Some were just beginning their search. Others had been actively engaged in their hunt for many months. While others were just thinking about starting their search. Many were responding to advertised openings or requests for proposals. Others were networking to uncover opportunities through friends and associates. Some fired out volumes of resumes and marketing materials while others carefully analyzed the market place and targeted specific organizations and roles.
Some found and closed on opportunities quickly while others chased after prospects for months on end. Proposals, applications, and voice messages without response left many discouraged and looking for help.
A few of them had engaged coaches, advisors, and consultants to help them with their search. Some spent time in self-reflection and took the opportunity to examine where their journey had taken them. All of them were attempting to look down the path into the future.
When they had the opportunity to engage in an interview with someone seeking to fill a position, they quickly learned that several questions dominated the conversation: What do you know and what have you done? What experiences have you had? What do you know about what we do? How would you solve our problem?
Rarely did the interviewer seek to understand the uniqueness of the individual. What motivated them? What were their core values? What were they passionate about?
The conversations with the interviewer were about the knowledge and skill requirements of the role that needed to be filled. And when the interviews were over, those who fit the skills and knowledge requirements best were finalists.
And They Come Back
Far too often I renewed my conversations after a few months or a couple of years, when these same individuals called to schedule a cup of coffee to “catch up” which was usually the code words for “It didn’t work out and I’m looking for help.” I felt like Dr. Ducky Mallard on NCIS as we autopsied each situation seeking clues as to what had happened. Sometimes the causes were clear and acknowledged by the individual. Other times, it was a dialog of blame. And far too often this examiner’s report concluded it was simply a bad fit from day one.
Over the years, I have used several tools to help guide these conversations to understand and help individuals find a “right fit” in their next role. This journey of research and study led me to conclude that a good fit went far beyond having the knowledge and skills required to do the job. Each person is unique in their combination of talents, passions, and values. Yet far too often this uniqueness was never explored during the courting process or after the individual began their new role.
In the autopsy examination process, we learned that had this uniqueness been understood and engaged, a far different outcome would have occurred. The individual probably would have survived in their role and, in many cases, could have thrived to the benefit of all involved.
Where Do I Start?
I always advise those searching for opportunities to “become the best version of themselves” to start by taking Gallup’s StrengthsFinder assessment and sitting down with a coach to explore and understand their uniqueness.
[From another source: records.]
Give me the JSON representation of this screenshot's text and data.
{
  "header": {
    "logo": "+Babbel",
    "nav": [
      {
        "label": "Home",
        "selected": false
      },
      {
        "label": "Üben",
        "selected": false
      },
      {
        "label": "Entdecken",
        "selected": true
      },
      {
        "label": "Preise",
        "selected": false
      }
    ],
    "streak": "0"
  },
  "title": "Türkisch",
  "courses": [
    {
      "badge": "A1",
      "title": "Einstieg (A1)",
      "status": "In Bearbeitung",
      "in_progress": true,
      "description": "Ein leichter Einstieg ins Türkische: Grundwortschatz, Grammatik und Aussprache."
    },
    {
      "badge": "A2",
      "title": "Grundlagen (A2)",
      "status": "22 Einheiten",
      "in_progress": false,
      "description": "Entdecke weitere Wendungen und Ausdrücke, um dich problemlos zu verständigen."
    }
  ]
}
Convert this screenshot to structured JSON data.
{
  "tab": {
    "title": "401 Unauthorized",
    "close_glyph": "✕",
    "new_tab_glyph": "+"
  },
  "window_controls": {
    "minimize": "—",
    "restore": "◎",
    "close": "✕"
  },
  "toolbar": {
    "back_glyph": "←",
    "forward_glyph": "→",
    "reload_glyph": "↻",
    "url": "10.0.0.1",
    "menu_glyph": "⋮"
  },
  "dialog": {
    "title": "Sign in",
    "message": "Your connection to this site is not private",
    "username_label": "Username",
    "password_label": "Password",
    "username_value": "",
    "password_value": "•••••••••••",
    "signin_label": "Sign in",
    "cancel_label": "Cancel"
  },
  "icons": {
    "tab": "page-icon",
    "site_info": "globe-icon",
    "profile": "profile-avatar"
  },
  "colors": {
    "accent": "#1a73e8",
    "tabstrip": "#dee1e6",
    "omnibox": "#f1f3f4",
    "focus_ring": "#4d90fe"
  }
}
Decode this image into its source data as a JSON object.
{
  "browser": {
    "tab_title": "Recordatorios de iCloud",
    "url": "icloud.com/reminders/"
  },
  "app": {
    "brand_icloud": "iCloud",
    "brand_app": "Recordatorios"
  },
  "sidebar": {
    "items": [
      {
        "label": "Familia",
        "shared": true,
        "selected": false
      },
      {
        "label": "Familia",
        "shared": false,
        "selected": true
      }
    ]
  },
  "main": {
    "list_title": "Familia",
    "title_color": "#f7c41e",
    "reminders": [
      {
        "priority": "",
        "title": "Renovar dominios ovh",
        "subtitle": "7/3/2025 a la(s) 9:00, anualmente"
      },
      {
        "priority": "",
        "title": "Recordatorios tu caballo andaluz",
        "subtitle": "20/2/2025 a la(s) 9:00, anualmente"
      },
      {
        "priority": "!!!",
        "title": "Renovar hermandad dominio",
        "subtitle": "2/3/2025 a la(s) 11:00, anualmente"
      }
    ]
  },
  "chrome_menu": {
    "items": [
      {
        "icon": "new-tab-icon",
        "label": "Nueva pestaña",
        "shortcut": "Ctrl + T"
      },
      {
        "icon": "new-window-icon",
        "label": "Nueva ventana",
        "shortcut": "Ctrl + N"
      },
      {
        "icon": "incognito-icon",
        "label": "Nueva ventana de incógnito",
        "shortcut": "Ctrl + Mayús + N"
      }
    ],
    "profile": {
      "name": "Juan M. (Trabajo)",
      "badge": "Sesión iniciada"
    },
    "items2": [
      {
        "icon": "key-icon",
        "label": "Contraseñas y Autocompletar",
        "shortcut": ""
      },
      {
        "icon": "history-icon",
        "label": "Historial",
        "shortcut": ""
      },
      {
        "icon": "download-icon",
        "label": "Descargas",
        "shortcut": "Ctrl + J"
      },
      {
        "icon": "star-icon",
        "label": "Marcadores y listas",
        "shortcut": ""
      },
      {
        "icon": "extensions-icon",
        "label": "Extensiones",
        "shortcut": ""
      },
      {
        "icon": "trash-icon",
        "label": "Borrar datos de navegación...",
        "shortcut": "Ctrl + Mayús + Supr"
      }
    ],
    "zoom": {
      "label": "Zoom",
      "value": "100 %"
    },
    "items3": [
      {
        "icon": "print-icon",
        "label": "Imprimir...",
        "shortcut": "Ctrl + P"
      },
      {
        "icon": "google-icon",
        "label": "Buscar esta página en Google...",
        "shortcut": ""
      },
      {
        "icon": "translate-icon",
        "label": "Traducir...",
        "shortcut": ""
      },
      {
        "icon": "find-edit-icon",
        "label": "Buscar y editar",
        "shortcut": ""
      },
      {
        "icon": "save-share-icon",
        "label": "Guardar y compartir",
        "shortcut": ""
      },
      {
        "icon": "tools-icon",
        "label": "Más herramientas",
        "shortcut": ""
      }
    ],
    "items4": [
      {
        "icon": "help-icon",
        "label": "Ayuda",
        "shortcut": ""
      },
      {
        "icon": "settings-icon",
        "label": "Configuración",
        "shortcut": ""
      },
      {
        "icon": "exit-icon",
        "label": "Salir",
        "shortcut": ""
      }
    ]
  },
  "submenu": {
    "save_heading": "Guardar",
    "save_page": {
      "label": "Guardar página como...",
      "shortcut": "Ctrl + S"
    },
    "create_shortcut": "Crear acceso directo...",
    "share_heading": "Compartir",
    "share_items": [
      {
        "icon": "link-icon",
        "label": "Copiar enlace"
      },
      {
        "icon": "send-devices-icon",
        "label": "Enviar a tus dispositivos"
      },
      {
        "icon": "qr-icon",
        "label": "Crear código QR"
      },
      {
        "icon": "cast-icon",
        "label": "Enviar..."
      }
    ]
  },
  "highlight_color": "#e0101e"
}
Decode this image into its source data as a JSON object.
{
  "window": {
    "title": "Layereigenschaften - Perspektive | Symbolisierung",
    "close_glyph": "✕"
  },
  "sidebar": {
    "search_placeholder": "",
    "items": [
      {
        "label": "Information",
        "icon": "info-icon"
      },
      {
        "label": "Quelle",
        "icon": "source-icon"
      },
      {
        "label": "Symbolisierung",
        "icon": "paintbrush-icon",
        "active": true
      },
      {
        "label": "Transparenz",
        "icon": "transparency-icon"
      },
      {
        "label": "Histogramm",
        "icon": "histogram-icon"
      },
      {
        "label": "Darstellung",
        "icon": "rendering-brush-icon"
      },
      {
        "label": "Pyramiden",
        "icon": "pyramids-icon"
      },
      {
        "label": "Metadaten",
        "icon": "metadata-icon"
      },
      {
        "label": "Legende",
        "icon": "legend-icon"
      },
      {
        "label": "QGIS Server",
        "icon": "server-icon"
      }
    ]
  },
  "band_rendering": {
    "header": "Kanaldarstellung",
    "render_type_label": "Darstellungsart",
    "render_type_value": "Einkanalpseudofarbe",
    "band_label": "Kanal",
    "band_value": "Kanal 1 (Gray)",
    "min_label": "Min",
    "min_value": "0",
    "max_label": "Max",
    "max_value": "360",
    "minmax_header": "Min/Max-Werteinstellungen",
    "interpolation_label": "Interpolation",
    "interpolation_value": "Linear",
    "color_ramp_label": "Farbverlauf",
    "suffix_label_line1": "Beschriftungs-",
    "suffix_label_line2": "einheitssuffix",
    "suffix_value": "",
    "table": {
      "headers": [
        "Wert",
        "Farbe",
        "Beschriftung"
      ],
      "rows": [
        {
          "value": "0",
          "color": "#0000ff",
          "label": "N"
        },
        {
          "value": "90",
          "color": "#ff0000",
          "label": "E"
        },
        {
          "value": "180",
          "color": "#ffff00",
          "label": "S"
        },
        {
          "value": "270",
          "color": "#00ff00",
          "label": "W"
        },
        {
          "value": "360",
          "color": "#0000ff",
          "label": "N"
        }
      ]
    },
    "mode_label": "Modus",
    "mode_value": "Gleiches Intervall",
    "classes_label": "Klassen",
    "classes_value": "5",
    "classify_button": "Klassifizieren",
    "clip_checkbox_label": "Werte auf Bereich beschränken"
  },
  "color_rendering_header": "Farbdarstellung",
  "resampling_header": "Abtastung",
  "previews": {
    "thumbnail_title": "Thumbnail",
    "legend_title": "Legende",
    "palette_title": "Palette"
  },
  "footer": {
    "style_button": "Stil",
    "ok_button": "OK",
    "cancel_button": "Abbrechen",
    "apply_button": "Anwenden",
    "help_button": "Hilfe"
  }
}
This should lead to the development of communications (i.e. resumes, elevator pitches, interview tips, etc.) that will allow the individual to communicate their uniqueness in a wide range of settings whether looking for new position or fitting into a team focused on a shared purpose.
For information about Gallup’s StrengthsFinder assessment (click here).